References Cited in the file of this patent UNITED STATES PATENTS 999,998 Hine Aug. 8, 1911 2,337,824 Kraut Dec. 28, 1943 2,733,034 Tormo Jan. 31, 1956 2,778,929 Loehr Jan. 22, 1957 2,848,182 Wildberg Aug. 19, 1958 FOREIGN PATENTS 678,959 France Jan. 2, 1930 l l l

Patent Citations
Cited PatentFiling datePublication dateApplicantTitle
US999998 *Dec 12, 1910Aug 8, 1911William C HineElectric-lamp fixture.
US2337824 *Jun 18, 1940Dec 28, 1943Westinghouse Electric & Mfg CoUniversal street lighting luminaire
US2733034 *Jun 17, 1952Jan 31, 1956 Pipe hangers
US2778929 *Dec 31, 1952Jan 22, 1957Westinghouse Electric CorpLuminaire
US2848182 *Jun 24, 1953Aug 19, 1958Thompson Prod IncAntenna mast supports
FR678959A * Title not available
Referenced by
Citing PatentFiling datePublication dateApplicantTitle
US3142501 *Jul 28, 1959Jul 28, 1964Mc Graw Edison CoAdjustable side mount for a light
US3243152 *Jun 30, 1964Mar 29, 1966Mc Graw Edison CoLuminaire mounting assembly
US3400436 *Oct 12, 1965Sep 10, 1968Mc Graw Edison CoClamping device
US3976275 *Sep 23, 1975Aug 24, 1976Delbar Products, Inc.Mirror head adjusting mechanism
US4167033 *Oct 6, 1977Sep 4, 1979General Electric CompanyLuminaire mounting device
US4569497 *Jul 27, 1983Feb 11, 1986Scott Equipment CompanyMeter leveling saddle
US4793581 *Dec 31, 1984Dec 27, 1988Fl Industries, Inc.Luminaire fitter bolt bracket
US4852291 *Nov 2, 1988Aug 1, 1989Mengo Industries, Inc.Fishing rod holder mount kit
US5803590 *Mar 8, 1996Sep 8, 1998Thomas & Betts CorporationRoadway luminaire
US5941632 *Mar 7, 1997Aug 24, 1999Thomas & Betts CorporationRoadway luminaire
US6059427 *Feb 8, 1999May 9, 2000Thomas & Betts CorporationRoadway luminaire
US6132065 *Feb 8, 1999Oct 17, 2000Thomas & Betts International, Inc.Roadway luminaire
US6241367Feb 8, 1999Jun 5, 2001Thomas & Betts International, Inc.Roadway luminaire
US6302564Feb 8, 1999Oct 16, 2001Thomas & Betts International, Inc.Roadway luminaire
US6419378Aug 29, 2000Jul 16, 2002Acuity Brands, Inc.Roadway luminaire
US7014339Jun 11, 2003Mar 21, 2006Acuity Brands, Inc.Luminaire with an external starter
US7100808 *Jan 3, 2002Sep 5, 2006Stearns Inc.Multiple use base holder system
US7918425 *Apr 23, 2008Apr 5, 2011Raytheon CompanyUniversal antenna mount

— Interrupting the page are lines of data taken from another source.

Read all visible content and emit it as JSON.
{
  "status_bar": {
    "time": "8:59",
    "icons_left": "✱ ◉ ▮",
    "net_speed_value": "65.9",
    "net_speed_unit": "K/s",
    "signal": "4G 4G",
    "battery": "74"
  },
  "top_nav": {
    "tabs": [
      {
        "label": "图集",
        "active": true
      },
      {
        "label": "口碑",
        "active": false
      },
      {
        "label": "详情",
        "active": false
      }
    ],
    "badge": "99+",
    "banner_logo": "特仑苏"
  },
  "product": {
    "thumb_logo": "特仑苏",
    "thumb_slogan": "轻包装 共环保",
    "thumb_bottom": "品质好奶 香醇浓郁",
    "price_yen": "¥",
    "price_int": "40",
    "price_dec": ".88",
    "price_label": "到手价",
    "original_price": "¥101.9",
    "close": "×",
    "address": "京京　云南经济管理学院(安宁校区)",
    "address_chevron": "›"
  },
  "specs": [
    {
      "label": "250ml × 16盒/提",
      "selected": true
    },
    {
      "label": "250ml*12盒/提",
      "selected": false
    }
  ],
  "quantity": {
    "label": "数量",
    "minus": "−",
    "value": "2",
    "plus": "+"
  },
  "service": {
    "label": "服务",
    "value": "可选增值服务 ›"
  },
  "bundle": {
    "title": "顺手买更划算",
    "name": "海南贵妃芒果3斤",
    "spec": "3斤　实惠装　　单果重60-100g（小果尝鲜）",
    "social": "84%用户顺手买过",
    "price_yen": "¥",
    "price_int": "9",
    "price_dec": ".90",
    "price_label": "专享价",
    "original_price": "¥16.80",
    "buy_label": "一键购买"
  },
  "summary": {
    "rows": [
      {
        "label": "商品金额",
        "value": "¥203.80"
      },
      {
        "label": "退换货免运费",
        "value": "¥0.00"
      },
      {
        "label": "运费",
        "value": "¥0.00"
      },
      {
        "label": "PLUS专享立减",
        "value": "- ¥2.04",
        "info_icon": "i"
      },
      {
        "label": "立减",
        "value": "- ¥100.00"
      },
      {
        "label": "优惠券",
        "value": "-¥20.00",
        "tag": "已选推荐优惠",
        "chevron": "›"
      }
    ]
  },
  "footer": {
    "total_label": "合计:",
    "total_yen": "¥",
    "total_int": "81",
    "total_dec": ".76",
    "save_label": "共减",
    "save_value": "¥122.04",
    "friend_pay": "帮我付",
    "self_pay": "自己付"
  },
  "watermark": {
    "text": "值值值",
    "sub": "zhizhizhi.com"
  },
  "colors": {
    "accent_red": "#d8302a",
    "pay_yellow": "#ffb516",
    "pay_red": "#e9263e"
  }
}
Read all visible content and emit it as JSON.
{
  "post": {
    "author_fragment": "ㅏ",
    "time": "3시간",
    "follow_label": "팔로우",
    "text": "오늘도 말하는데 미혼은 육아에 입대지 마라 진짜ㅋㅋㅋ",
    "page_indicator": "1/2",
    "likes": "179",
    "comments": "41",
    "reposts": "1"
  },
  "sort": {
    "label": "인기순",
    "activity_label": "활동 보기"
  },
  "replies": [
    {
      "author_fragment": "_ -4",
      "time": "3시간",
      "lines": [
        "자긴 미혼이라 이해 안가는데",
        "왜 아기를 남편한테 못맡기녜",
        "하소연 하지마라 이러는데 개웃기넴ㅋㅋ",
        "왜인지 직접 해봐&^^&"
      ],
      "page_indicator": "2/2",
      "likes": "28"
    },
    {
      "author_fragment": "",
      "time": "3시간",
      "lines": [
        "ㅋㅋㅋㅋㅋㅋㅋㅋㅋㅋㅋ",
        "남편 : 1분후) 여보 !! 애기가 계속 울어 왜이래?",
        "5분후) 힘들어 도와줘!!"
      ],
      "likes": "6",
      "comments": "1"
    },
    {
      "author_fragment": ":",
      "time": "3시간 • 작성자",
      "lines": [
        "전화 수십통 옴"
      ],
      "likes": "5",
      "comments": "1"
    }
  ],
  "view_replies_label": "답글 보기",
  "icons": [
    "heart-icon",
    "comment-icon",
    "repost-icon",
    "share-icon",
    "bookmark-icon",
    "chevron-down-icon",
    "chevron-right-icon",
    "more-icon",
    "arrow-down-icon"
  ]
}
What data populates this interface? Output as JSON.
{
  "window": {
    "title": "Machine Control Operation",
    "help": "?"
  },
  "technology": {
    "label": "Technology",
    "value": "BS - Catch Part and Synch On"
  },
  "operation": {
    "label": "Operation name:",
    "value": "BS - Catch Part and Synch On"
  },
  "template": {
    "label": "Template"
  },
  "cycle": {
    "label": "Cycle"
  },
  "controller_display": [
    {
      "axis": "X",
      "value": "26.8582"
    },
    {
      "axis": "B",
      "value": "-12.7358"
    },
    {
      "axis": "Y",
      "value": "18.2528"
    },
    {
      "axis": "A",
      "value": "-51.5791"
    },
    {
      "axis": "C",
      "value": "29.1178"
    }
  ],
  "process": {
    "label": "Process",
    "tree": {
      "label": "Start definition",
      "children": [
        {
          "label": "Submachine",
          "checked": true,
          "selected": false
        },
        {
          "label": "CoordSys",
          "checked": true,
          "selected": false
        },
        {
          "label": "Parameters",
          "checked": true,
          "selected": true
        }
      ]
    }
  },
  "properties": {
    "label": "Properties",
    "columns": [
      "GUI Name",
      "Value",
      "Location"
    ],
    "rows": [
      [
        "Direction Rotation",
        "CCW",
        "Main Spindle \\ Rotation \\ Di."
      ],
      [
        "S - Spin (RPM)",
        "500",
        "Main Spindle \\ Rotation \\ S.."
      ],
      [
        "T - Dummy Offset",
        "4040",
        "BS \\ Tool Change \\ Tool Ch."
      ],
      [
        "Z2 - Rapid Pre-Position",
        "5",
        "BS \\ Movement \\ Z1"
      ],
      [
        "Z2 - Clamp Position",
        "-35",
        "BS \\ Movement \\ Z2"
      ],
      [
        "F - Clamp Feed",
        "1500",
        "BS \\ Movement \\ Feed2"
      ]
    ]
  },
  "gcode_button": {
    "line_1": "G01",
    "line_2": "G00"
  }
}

USRE38767 *Jul 16, 2003Aug 2, 2005Acuity Brands, Inc.Roadway luminaire
Classifications
U.S. Classification248/230.5, 285/907, 248/911, 248/558, 362/431
International ClassificationF21V21/116
Cooperative ClassificationF21V21/116, Y10S285/907, Y10S248/911
European ClassificationF21V21/116